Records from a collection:
#####

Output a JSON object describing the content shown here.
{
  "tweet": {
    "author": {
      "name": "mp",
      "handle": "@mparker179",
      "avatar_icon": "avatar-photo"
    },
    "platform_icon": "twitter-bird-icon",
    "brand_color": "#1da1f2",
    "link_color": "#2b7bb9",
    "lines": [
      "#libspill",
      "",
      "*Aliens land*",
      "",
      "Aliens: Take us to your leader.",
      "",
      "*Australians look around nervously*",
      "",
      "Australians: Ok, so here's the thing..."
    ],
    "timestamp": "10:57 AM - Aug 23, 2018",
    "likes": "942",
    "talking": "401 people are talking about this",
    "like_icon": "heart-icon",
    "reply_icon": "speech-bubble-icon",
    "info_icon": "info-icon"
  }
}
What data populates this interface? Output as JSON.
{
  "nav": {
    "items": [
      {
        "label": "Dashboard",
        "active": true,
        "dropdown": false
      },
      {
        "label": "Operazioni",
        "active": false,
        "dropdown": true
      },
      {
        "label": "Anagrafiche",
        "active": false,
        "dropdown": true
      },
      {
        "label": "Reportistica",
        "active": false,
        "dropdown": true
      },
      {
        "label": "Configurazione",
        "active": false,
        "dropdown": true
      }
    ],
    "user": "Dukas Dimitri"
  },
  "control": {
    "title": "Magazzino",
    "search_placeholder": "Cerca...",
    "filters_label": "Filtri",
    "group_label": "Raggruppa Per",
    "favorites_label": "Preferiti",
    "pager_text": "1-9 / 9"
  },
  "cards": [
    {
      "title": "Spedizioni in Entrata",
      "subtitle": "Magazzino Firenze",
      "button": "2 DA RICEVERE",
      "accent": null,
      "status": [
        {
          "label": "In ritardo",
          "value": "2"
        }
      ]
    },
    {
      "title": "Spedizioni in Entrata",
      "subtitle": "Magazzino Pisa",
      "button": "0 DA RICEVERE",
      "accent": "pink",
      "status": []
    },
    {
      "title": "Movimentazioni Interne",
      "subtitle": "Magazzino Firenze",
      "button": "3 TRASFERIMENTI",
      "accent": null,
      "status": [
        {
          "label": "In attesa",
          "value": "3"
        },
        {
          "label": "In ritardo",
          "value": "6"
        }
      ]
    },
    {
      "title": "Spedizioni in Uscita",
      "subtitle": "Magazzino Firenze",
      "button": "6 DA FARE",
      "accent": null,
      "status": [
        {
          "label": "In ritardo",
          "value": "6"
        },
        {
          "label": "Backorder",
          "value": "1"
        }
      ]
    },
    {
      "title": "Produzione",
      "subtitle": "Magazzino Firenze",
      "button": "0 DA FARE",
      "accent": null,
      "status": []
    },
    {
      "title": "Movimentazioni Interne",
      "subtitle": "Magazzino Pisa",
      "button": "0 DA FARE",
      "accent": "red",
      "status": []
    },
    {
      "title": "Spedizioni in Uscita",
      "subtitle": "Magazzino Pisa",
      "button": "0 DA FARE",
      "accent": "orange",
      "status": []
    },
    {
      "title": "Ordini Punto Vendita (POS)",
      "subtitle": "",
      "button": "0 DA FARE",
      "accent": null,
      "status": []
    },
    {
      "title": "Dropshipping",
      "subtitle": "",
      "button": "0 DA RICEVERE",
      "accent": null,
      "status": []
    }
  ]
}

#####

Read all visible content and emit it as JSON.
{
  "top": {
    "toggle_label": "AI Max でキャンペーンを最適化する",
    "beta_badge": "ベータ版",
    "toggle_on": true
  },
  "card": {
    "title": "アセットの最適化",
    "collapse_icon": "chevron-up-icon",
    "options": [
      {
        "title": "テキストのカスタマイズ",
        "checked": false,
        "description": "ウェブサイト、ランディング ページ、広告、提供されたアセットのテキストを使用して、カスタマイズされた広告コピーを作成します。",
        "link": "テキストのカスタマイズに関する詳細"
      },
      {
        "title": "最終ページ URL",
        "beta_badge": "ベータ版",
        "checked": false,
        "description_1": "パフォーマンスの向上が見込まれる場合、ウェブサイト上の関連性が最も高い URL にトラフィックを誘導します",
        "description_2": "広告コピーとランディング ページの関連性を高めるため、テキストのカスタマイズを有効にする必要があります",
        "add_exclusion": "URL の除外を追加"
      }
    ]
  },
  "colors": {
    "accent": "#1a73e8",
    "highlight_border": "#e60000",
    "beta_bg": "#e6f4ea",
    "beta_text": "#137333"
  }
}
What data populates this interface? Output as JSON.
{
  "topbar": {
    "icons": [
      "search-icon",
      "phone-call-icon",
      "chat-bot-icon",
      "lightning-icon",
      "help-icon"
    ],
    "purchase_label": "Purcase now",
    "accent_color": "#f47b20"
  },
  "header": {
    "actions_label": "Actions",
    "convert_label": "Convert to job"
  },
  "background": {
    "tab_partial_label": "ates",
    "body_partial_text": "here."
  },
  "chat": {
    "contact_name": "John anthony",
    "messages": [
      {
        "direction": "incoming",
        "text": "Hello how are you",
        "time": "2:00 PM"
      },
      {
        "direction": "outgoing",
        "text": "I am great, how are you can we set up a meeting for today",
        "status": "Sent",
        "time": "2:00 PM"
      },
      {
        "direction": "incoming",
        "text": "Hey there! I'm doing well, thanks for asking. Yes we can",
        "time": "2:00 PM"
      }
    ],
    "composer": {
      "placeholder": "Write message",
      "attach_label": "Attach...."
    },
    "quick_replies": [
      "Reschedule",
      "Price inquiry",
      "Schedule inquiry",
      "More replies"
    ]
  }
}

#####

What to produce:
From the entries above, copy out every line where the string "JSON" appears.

Task answer:
Output a JSON object describing the content shown here.
What data populates this interface? Output as JSON.
Read all visible content and emit it as JSON.
What data populates this interface? Output as JSON.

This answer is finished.